The announcement last October was an agreement between George Osborne and the City Region’s council leaders. The public and the elected councillors knew nothing. Devolution was imposed as a done deal. I expressed doubts about the deal early. You’ll find my blog and the archives of Now Then littered with articles unpicking the detail of the deal and the particularly harmful passages of it.

Changes were made, red lines declared and the removal of the Mayor’s veto agreed. Most of the councils involved in the agreement ratified the deal, but Sheffield held out. They only ratified on the basis that the core councils, which could vote in the mayoral election, were broader. Chesterfield and Bassetlaw Councils came forward and voted to join the core ‘constituent’ councils in the Region.

Choppy waters appeared to be calming and the blue skies of full ratification were overhead. A small cloud appeared to challenge Chesterfield’s decision to join the core councils and they had to re-run the decision, with the same result. Sheffield City Region itself agreed the ratification of the deal and all seemed plain sailing.

All that remained was to draft the ‘constitutional’ paperwork and send it to central government for approval. Then came Brexit. Our decision to leave the EU broke like a tidal wave over the devolution deal and looked as if it might sink it. George was gone, along with his driving ambition for devolution, and the new man in charge was a power hungry centraliser. But with no other guidance from the government, Sheffield City Region pushed on, full steam ahead and damn the torpedoes.

Derbyshire County Council became the darkest cloud on the horizon. In fear of losing the money and assets of the largest town in the county, it has called for a judicial review of Chesterfield’s decision making process. This is the storm that could wreck the deal.

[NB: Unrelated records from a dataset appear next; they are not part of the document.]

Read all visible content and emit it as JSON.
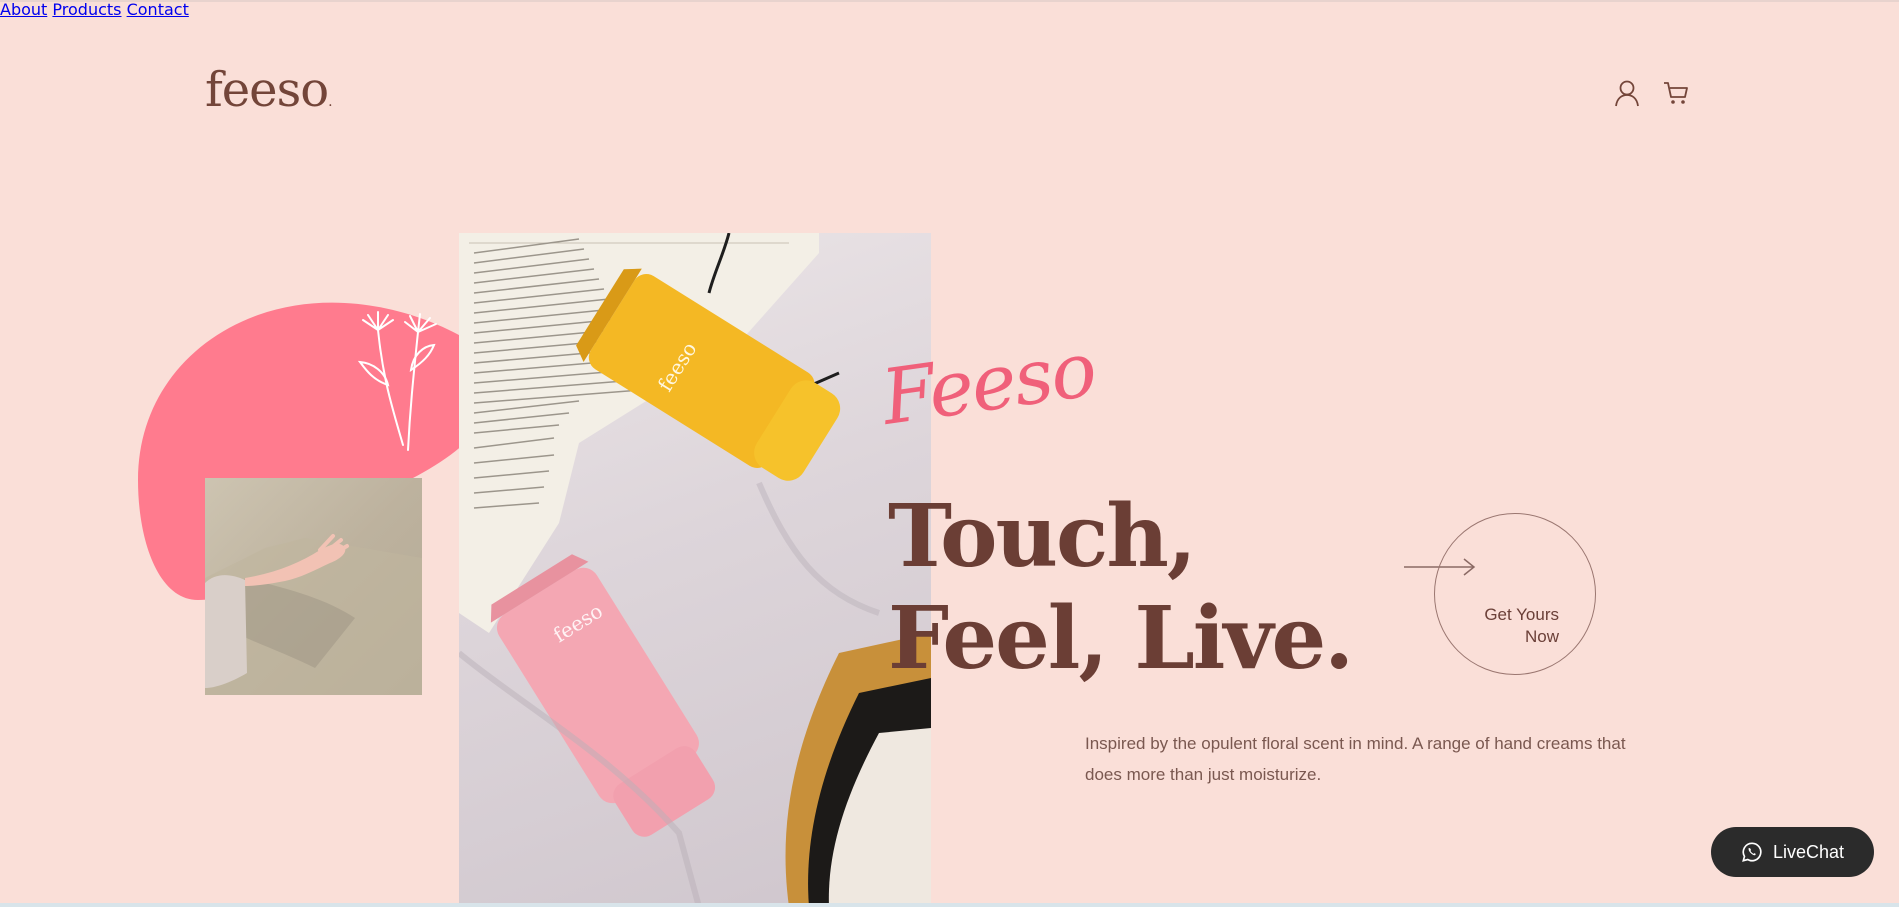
{
  "brand": {
    "logo": "feeso",
    "logo_dot": "."
  },
  "nav": {
    "items": [
      "About",
      "Products",
      "Contact"
    ]
  },
  "icons": {
    "account": "user-icon",
    "cart": "cart-icon",
    "chat": "whatsapp-icon"
  },
  "hero": {
    "script_text": "Feeso",
    "headline_line1": "Touch,",
    "headline_line2": "Feel, Live.",
    "cta_line1": "Get Yours",
    "cta_line2": "Now",
    "description": "Inspired by the opulent floral scent in mind. A range of hand creams that does more than just moisturize."
  },
  "product_labels": {
    "yellow_tube": "feeso",
    "pink_tube": "feeso"
  },
  "livechat": {
    "label": "LiveChat"
  },
  "colors": {
    "background": "#fadfd8",
    "brand_brown": "#734539",
    "accent_pink": "#f0607a",
    "blob_pink": "#ff7b8e",
    "chat_bg": "#2b2b2b"
  }
}
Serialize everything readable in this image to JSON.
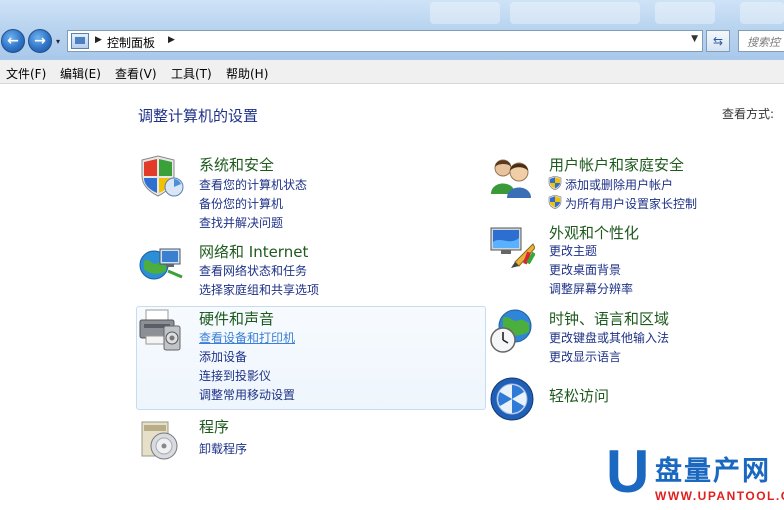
{
  "address": {
    "breadcrumb": "控制面板",
    "search_placeholder": "搜索控"
  },
  "menu": [
    "文件(F)",
    "编辑(E)",
    "查看(V)",
    "工具(T)",
    "帮助(H)"
  ],
  "page": {
    "title": "调整计算机的设置",
    "view_by": "查看方式:"
  },
  "categories": {
    "system": {
      "title": "系统和安全",
      "links": [
        "查看您的计算机状态",
        "备份您的计算机",
        "查找并解决问题"
      ]
    },
    "network": {
      "title": "网络和 Internet",
      "links": [
        "查看网络状态和任务",
        "选择家庭组和共享选项"
      ]
    },
    "hardware": {
      "title": "硬件和声音",
      "links": [
        "查看设备和打印机",
        "添加设备",
        "连接到投影仪",
        "调整常用移动设置"
      ]
    },
    "programs": {
      "title": "程序",
      "links": [
        "卸载程序"
      ]
    },
    "users": {
      "title": "用户帐户和家庭安全",
      "links": [
        "添加或删除用户帐户",
        "为所有用户设置家长控制"
      ]
    },
    "appearance": {
      "title": "外观和个性化",
      "links": [
        "更改主题",
        "更改桌面背景",
        "调整屏幕分辨率"
      ]
    },
    "clock": {
      "title": "时钟、语言和区域",
      "links": [
        "更改键盘或其他输入法",
        "更改显示语言"
      ]
    },
    "ease": {
      "title": "轻松访问",
      "links": []
    }
  },
  "watermark": {
    "letter": "U",
    "name": "盘量产网",
    "url": "WWW.UPANTOOL.COM"
  }
}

Government are likely to continue the roll out of devolution to Sheffield City Region, even as others fall by the wayside. The North East have rejected their deal and the West & North Yorkshire deals appear to be stalled. What might bring the Sheffield deal to its knees is the loss of Chesterfield as a core council.

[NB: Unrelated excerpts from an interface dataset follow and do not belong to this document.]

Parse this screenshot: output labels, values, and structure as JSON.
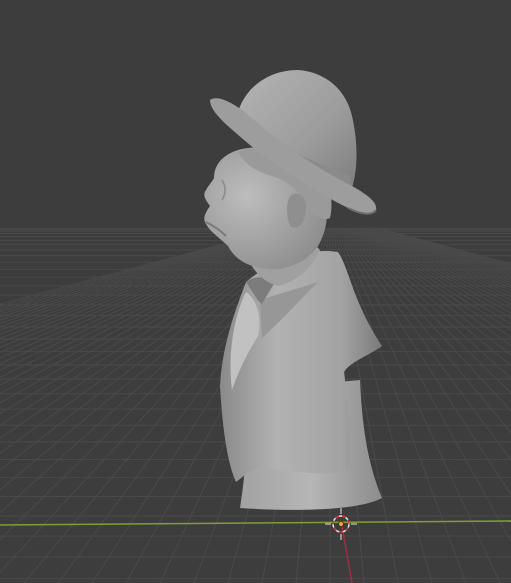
{
  "viewport": {
    "mode": "3d-viewport",
    "view": "perspective-side",
    "background_color": "#3d3d3d",
    "grid_color": "#4a4a4a",
    "x_axis_color": "#8db13a",
    "y_axis_color": "#b3334a",
    "model_color": "#a7a7a7",
    "model_shadow_color": "#6f6f6f",
    "cursor_icon": "3d-cursor-icon",
    "origin_icon": "object-origin-icon"
  }
}
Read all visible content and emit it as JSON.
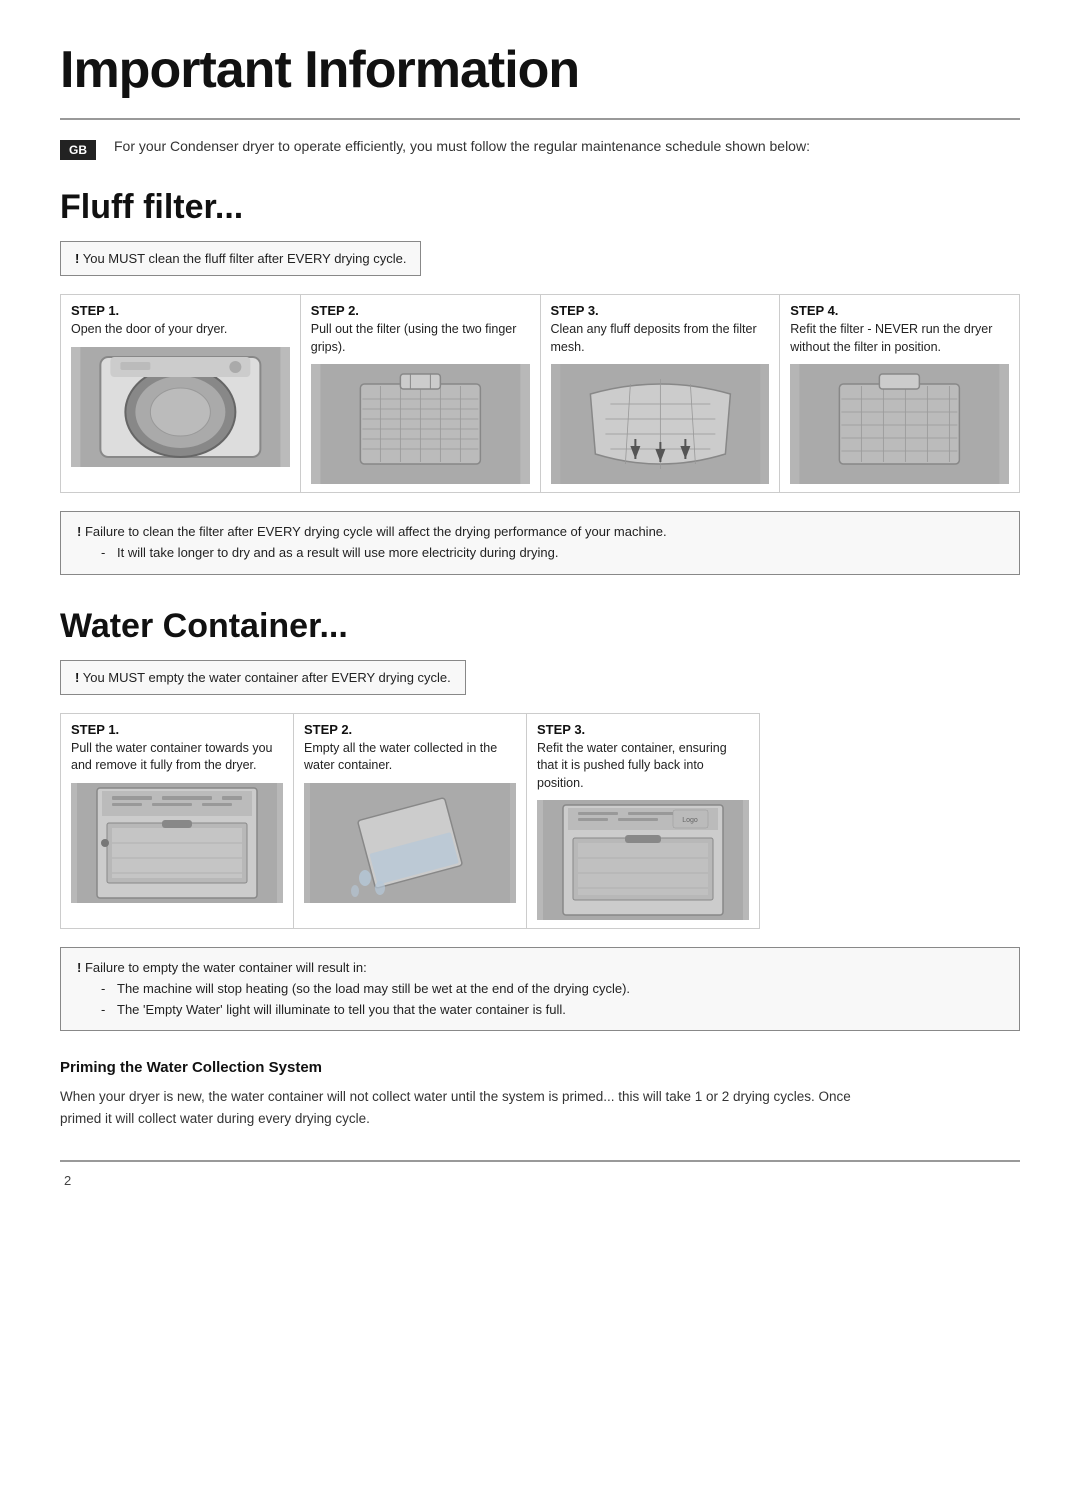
{
  "page": {
    "title": "Important Information",
    "page_number": "2",
    "intro": {
      "gb_label": "GB",
      "text": "For your Condenser dryer to operate efficiently, you must follow the regular maintenance schedule shown below:"
    },
    "fluff_filter": {
      "section_title": "Fluff filter...",
      "notice": {
        "exclaim": "!",
        "text": "You MUST clean the fluff filter after EVERY drying cycle."
      },
      "steps": [
        {
          "label": "STEP 1.",
          "desc": "Open the door of your dryer.",
          "img_alt": "dryer door open"
        },
        {
          "label": "STEP 2.",
          "desc": "Pull out the filter (using the two finger grips).",
          "img_alt": "filter pull"
        },
        {
          "label": "STEP 3.",
          "desc": "Clean any fluff deposits from the filter mesh.",
          "img_alt": "filter clean"
        },
        {
          "label": "STEP 4.",
          "desc": "Refit the filter - NEVER run the dryer without the filter in position.",
          "img_alt": "filter refit"
        }
      ],
      "warning": {
        "exclaim": "!",
        "line1": "Failure to clean the filter after EVERY drying cycle will affect the drying performance of your machine.",
        "list": [
          "It will take longer to dry and as a result will use more electricity during drying."
        ]
      }
    },
    "water_container": {
      "section_title": "Water Container...",
      "notice": {
        "exclaim": "!",
        "text": "You MUST empty the water container after EVERY drying cycle."
      },
      "steps": [
        {
          "label": "STEP 1.",
          "desc": "Pull the water container towards you and remove it fully from the dryer.",
          "img_alt": "water container pull"
        },
        {
          "label": "STEP 2.",
          "desc": "Empty all the water collected in the water container.",
          "img_alt": "water container empty"
        },
        {
          "label": "STEP 3.",
          "desc": "Refit the water container, ensuring that it is pushed fully back into position.",
          "img_alt": "water container refit"
        }
      ],
      "warning": {
        "exclaim": "!",
        "line1": "Failure to empty the water container will result in:",
        "list": [
          "The machine will stop heating (so the load may still be wet at the end of the drying cycle).",
          "The 'Empty Water' light will illuminate to tell you that the water container is full."
        ]
      },
      "priming": {
        "title": "Priming the Water Collection System",
        "text": "When your dryer is new, the water container will not collect water until the system is primed... this will take 1 or 2 drying cycles. Once primed it will collect water during every drying cycle."
      }
    }
  }
}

If the Derbyshire Council request for a judicial review succeeds and Chesterfield has to withdraw from the ability to vote for the City Region Mayor, all bets are off. Julie Dore, Leader of Sheffield City Council, said on Wednesday 7 September, in a response to my question, that any substantial change, including any council dropping out of the core group, would cause them to review the deal.

This does not mean they would scupper the deal, but, bearing in mind that a reasonable ‘geography’ was one of the Council’s red line issues during the debates in Council, it’s hard to believe they would blatantly ignore such a significant change to the basis of the deal.

Sheffield’s devolution deal is not yet sunk, but it’s taking on some serious water. How long the legal challenge will delay matters is unknown and the lack of clear direction from central government is not helping. Can the Secretary of State put this agreement before Parliament before the legal challenge is satisfied? Will Sheffield scupper the deal if Chesterfield falls overboard? Will there be a mayoral election in May?

thepublicinterestsheffield.blogspot.co.uk 

Nigel Slack